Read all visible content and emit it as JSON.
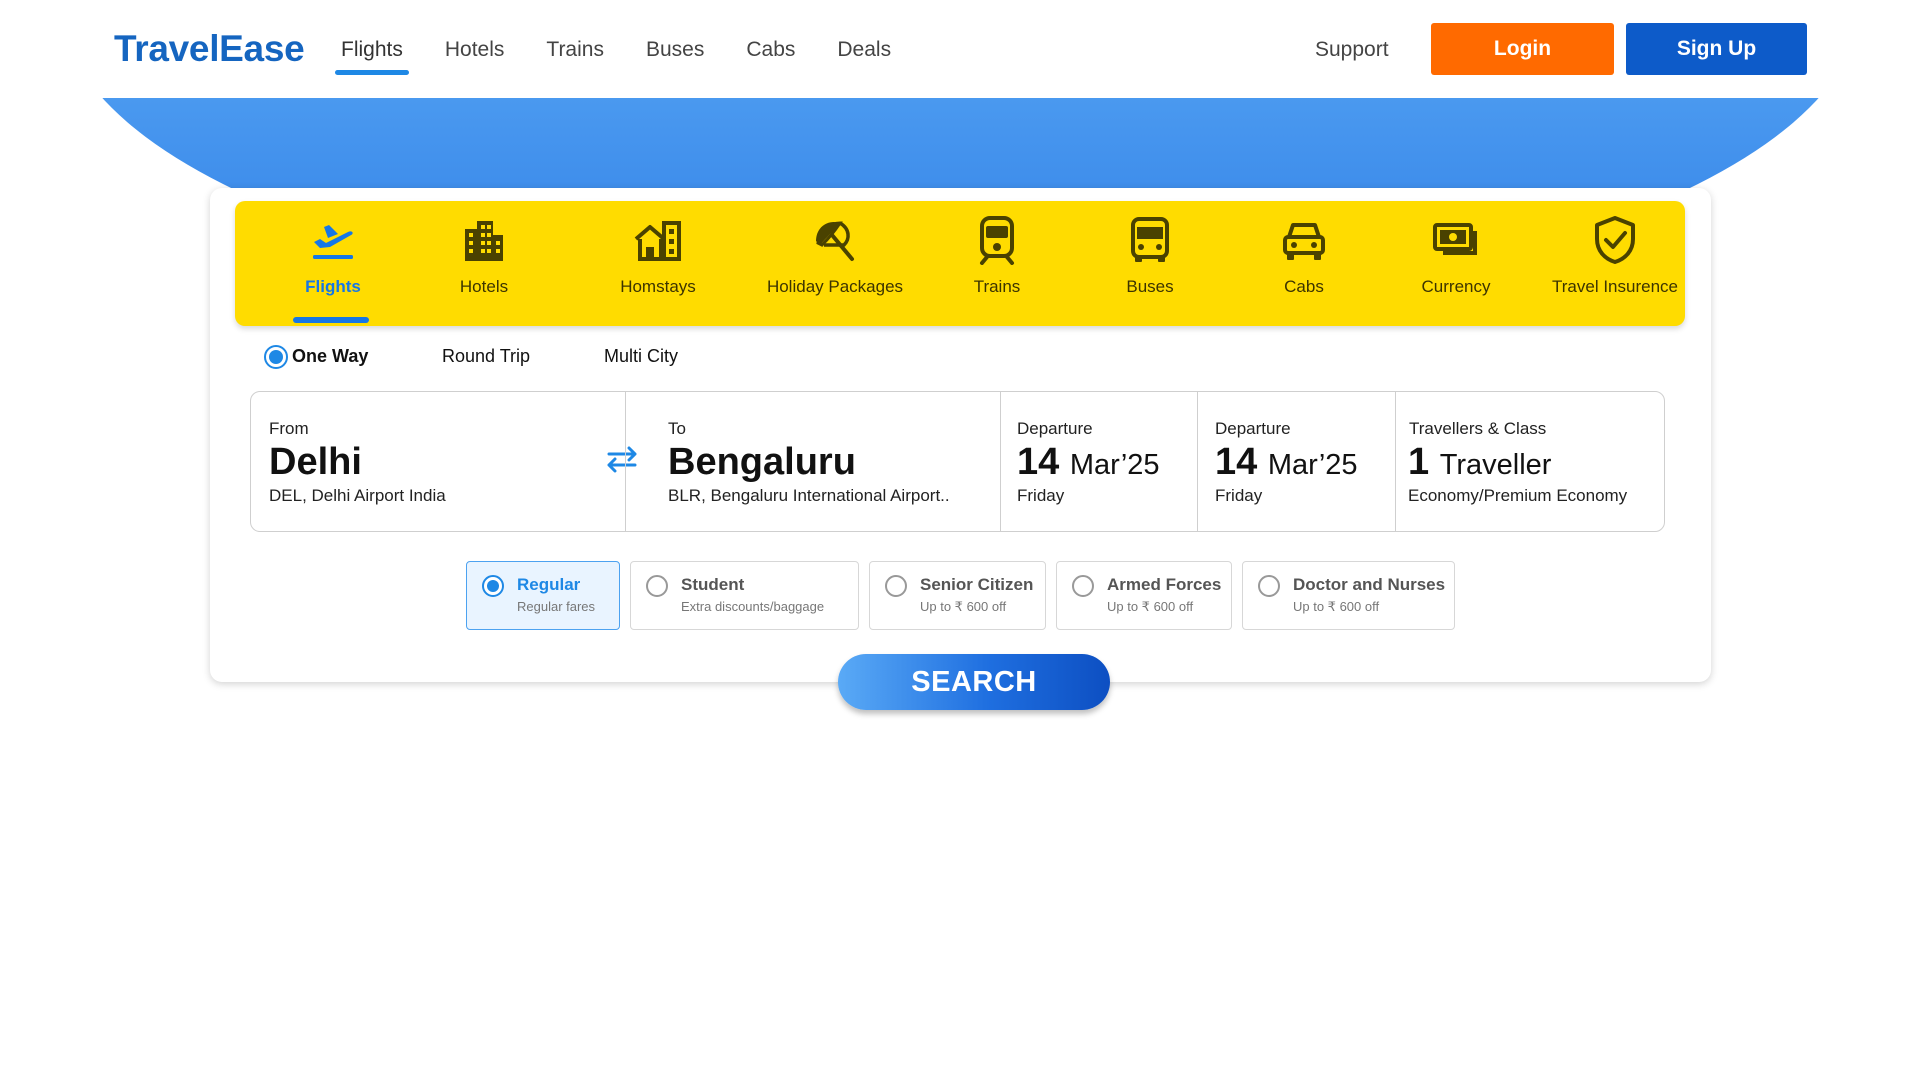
{
  "brand": {
    "name": "TravelEase",
    "color": "#1565c0"
  },
  "nav": {
    "items": [
      {
        "label": "Flights",
        "active": true
      },
      {
        "label": "Hotels"
      },
      {
        "label": "Trains"
      },
      {
        "label": "Buses"
      },
      {
        "label": "Cabs"
      },
      {
        "label": "Deals"
      }
    ],
    "support": "Support",
    "login": "Login",
    "signup": "Sign Up"
  },
  "categories": [
    {
      "label": "Flights",
      "icon": "plane-takeoff-icon",
      "active": true
    },
    {
      "label": "Hotels",
      "icon": "building-icon"
    },
    {
      "label": "Homstays",
      "icon": "homestay-icon"
    },
    {
      "label": "Holiday Packages",
      "icon": "beach-umbrella-icon"
    },
    {
      "label": "Trains",
      "icon": "train-icon"
    },
    {
      "label": "Buses",
      "icon": "bus-icon"
    },
    {
      "label": "Cabs",
      "icon": "car-icon"
    },
    {
      "label": "Currency",
      "icon": "banknote-icon"
    },
    {
      "label": "Travel Insurence",
      "icon": "shield-check-icon"
    }
  ],
  "trip_types": [
    {
      "label": "One Way",
      "selected": true
    },
    {
      "label": "Round Trip"
    },
    {
      "label": "Multi City"
    }
  ],
  "search": {
    "from": {
      "label": "From",
      "city": "Delhi",
      "detail": "DEL, Delhi Airport India"
    },
    "to": {
      "label": "To",
      "city": "Bengaluru",
      "detail": "BLR, Bengaluru International Airport.."
    },
    "departure": {
      "label": "Departure",
      "day": "14",
      "month": "Mar’25",
      "weekday": "Friday"
    },
    "return": {
      "label": "Departure",
      "day": "14",
      "month": "Mar’25",
      "weekday": "Friday"
    },
    "travellers": {
      "label": "Travellers & Class",
      "count": "1",
      "unit": "Traveller",
      "class": "Economy/Premium Economy"
    }
  },
  "fares": [
    {
      "title": "Regular",
      "sub": "Regular fares",
      "selected": true
    },
    {
      "title": "Student",
      "sub": "Extra discounts/baggage"
    },
    {
      "title": "Senior Citizen",
      "sub": "Up to ₹ 600 off"
    },
    {
      "title": "Armed Forces",
      "sub": "Up to ₹ 600 off"
    },
    {
      "title": "Doctor and Nurses",
      "sub": "Up to ₹ 600 off"
    }
  ],
  "search_button": "SEARCH",
  "colors": {
    "accent_blue": "#1e88e5",
    "login_orange": "#ff6a00",
    "signup_blue": "#0d5bc9",
    "category_bar_yellow": "#ffdc00",
    "hero_blue": "#3b8ae9"
  }
}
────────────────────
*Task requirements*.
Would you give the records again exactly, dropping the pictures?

*Solution to this problem*.
Read all visible content and emit it as JSON.
{
  "brand": {
    "name": "TravelEase",
    "color": "#1565c0"
  },
  "nav": {
    "items": [
      {
        "label": "Flights",
        "active": true
      },
      {
        "label": "Hotels"
      },
      {
        "label": "Trains"
      },
      {
        "label": "Buses"
      },
      {
        "label": "Cabs"
      },
      {
        "label": "Deals"
      }
    ],
    "support": "Support",
    "login": "Login",
    "signup": "Sign Up"
  },
  "categories": [
    {
      "label": "Flights",
      "icon": "plane-takeoff-icon",
      "active": true
    },
    {
      "label": "Hotels",
      "icon": "building-icon"
    },
    {
      "label": "Homstays",
      "icon": "homestay-icon"
    },
    {
      "label": "Holiday Packages",
      "icon": "beach-umbrella-icon"
    },
    {
      "label": "Trains",
      "icon": "train-icon"
    },
    {
      "label": "Buses",
      "icon": "bus-icon"
    },
    {
      "label": "Cabs",
      "icon": "car-icon"
    },
    {
      "label": "Currency",
      "icon": "banknote-icon"
    },
    {
      "label": "Travel Insurence",
      "icon": "shield-check-icon"
    }
  ],
  "trip_types": [
    {
      "label": "One Way",
      "selected": true
    },
    {
      "label": "Round Trip"
    },
    {
      "label": "Multi City"
    }
  ],
  "search": {
    "from": {
      "label": "From",
      "city": "Delhi",
      "detail": "DEL, Delhi Airport India"
    },
    "to": {
      "label": "To",
      "city": "Bengaluru",
      "detail": "BLR, Bengaluru International Airport.."
    },
    "departure": {
      "label": "Departure",
      "day": "14",
      "month": "Mar’25",
      "weekday": "Friday"
    },
    "return": {
      "label": "Departure",
      "day": "14",
      "month": "Mar’25",
      "weekday": "Friday"
    },
    "travellers": {
      "label": "Travellers & Class",
      "count": "1",
      "unit": "Traveller",
      "class": "Economy/Premium Economy"
    }
  },
  "fares": [
    {
      "title": "Regular",
      "sub": "Regular fares",
      "selected": true
    },
    {
      "title": "Student",
      "sub": "Extra discounts/baggage"
    },
    {
      "title": "Senior Citizen",
      "sub": "Up to ₹ 600 off"
    },
    {
      "title": "Armed Forces",
      "sub": "Up to ₹ 600 off"
    },
    {
      "title": "Doctor and Nurses",
      "sub": "Up to ₹ 600 off"
    }
  ],
  "search_button": "SEARCH",
  "colors": {
    "accent_blue": "#1e88e5",
    "login_orange": "#ff6a00",
    "signup_blue": "#0d5bc9",
    "category_bar_yellow": "#ffdc00",
    "hero_blue": "#3b8ae9"
  }
}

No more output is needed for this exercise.